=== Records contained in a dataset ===
┄┄┄┄┄┄

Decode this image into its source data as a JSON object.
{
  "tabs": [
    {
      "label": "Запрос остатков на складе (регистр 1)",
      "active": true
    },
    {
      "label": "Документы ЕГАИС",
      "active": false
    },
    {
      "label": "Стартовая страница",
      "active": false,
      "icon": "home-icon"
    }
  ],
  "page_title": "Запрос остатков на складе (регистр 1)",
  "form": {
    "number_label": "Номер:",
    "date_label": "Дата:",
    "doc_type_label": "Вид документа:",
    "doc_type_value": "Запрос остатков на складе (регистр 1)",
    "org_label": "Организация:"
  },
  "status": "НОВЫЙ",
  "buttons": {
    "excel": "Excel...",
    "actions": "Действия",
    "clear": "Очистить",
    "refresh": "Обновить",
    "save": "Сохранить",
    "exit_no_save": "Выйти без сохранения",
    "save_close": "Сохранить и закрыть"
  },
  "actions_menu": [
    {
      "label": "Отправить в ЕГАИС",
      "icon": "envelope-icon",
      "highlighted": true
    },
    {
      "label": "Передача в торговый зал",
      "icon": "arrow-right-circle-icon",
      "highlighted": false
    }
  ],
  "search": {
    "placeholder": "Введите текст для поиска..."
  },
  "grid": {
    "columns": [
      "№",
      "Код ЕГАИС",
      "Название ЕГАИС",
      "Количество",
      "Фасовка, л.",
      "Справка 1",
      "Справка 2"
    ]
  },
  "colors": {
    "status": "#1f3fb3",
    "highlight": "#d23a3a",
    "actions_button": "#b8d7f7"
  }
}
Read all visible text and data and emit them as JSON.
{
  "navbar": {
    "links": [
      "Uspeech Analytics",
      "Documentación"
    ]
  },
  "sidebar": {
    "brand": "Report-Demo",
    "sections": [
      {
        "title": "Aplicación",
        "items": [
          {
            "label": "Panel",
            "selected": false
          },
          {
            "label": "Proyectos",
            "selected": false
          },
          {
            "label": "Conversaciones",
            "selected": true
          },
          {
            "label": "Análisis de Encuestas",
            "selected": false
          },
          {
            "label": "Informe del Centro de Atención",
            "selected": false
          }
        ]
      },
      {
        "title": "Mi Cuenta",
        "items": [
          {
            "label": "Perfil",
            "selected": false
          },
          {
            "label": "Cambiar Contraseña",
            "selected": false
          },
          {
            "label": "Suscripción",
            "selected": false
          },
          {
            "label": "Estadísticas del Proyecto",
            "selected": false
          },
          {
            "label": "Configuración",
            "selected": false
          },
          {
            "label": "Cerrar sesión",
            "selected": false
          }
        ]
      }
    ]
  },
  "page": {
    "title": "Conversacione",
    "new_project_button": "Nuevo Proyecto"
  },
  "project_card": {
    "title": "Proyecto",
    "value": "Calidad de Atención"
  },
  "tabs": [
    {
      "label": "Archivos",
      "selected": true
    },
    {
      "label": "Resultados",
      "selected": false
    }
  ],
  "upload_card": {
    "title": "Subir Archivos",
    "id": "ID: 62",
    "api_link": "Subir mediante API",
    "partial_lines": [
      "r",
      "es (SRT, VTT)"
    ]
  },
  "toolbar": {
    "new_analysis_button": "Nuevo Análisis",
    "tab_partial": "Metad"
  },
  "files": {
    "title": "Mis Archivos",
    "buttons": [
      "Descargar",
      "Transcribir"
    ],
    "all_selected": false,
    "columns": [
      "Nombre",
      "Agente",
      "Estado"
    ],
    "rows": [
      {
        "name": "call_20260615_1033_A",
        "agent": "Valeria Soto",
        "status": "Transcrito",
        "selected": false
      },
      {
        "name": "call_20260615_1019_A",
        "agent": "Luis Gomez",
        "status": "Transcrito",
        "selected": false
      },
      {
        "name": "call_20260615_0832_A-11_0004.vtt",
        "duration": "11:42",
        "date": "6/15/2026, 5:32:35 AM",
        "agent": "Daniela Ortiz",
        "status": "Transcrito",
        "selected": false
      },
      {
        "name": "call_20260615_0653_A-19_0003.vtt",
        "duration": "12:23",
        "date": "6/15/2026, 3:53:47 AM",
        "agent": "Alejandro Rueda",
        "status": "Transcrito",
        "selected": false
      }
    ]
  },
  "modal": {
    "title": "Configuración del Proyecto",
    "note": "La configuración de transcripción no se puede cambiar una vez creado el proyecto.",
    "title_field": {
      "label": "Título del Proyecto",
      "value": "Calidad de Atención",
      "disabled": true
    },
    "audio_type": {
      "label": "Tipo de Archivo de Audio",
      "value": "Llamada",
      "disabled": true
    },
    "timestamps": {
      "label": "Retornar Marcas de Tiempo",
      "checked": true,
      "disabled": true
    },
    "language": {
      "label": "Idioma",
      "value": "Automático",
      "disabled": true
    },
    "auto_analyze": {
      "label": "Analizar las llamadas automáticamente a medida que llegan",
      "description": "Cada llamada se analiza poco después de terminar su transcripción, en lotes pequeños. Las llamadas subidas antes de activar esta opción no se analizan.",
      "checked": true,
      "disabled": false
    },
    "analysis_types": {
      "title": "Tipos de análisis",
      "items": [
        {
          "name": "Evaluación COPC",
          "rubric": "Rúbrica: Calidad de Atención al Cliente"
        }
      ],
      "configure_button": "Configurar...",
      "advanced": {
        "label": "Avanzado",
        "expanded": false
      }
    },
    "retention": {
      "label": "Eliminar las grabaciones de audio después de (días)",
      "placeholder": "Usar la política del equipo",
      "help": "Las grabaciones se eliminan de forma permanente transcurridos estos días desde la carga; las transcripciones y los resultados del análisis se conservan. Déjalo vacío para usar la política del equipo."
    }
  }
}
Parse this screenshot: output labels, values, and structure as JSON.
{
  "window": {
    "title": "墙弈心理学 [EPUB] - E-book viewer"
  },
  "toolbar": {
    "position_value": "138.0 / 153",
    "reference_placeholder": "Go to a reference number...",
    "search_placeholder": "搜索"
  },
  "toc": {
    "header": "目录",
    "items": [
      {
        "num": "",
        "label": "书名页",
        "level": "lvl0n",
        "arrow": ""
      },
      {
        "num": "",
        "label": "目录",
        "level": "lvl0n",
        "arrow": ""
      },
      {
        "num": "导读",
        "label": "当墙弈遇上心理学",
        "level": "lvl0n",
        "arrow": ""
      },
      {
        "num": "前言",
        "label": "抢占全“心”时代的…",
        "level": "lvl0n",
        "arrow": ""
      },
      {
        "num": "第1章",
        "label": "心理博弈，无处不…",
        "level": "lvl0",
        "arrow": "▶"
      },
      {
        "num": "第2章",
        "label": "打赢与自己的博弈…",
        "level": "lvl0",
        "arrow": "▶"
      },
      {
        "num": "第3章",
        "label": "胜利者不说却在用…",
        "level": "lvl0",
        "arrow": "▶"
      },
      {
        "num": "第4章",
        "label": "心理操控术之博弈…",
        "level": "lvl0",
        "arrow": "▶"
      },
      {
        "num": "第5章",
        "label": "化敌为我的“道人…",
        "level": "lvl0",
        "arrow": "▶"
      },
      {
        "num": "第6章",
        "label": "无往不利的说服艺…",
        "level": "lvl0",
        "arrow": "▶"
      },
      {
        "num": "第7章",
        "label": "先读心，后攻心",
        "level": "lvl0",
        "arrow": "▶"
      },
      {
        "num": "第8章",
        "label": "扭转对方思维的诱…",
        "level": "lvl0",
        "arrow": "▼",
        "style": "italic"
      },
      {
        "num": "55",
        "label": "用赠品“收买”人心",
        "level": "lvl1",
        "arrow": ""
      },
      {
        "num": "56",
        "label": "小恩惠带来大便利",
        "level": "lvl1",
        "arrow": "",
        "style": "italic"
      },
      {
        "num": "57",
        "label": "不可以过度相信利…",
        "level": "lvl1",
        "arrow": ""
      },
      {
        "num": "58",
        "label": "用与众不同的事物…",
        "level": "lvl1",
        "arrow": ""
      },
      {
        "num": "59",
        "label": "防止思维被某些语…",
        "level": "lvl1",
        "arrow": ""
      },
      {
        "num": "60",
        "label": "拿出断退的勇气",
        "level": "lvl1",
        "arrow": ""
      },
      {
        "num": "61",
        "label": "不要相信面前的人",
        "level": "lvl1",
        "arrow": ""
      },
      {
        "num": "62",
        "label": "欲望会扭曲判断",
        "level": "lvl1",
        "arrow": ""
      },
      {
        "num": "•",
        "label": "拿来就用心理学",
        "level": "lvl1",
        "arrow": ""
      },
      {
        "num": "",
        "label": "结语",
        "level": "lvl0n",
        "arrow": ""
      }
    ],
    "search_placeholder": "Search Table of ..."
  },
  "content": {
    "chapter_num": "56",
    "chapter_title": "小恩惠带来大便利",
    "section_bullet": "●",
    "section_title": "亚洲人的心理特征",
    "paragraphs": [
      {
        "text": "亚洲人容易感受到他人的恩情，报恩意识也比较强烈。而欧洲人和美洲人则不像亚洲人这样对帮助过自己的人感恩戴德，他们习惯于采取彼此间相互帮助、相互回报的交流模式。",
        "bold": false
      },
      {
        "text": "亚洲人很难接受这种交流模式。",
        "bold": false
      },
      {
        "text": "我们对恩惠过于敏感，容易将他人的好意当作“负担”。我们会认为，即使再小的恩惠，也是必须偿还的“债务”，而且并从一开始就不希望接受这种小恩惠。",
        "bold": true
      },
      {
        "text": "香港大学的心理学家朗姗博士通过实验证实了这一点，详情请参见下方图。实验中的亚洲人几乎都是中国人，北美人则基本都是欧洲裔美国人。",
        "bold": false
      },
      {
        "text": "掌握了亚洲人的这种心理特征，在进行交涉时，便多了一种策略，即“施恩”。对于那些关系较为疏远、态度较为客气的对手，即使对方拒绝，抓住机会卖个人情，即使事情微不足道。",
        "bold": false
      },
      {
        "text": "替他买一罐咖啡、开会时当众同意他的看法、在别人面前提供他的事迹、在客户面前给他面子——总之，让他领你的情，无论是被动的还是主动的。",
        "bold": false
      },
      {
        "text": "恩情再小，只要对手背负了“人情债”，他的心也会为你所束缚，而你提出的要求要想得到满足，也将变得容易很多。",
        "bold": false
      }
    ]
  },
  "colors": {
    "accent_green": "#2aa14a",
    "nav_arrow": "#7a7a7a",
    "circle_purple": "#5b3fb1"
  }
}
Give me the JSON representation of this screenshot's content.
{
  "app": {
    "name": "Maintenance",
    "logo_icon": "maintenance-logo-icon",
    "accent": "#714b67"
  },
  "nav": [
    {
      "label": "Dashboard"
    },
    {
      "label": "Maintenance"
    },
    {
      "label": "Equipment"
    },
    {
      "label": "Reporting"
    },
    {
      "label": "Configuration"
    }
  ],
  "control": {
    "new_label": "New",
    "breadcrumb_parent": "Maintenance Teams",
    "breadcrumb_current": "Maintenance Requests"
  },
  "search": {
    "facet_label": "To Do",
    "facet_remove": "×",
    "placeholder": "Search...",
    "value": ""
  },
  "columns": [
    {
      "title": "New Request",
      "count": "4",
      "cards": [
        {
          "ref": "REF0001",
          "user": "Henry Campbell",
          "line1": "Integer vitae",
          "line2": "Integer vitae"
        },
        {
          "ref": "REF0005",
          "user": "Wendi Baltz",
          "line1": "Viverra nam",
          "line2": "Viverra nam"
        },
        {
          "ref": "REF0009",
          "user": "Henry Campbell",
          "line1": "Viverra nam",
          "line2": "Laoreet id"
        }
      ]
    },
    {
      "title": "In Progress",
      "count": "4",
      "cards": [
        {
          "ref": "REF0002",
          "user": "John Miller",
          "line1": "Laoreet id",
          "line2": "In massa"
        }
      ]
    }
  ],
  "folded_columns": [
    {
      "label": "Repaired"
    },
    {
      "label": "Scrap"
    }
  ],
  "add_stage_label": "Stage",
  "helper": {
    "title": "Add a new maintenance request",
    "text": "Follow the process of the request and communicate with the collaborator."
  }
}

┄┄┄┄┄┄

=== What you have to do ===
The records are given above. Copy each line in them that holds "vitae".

=== Answer box ===
          "line1": "Integer vitae",
          "line2": "Integer vitae"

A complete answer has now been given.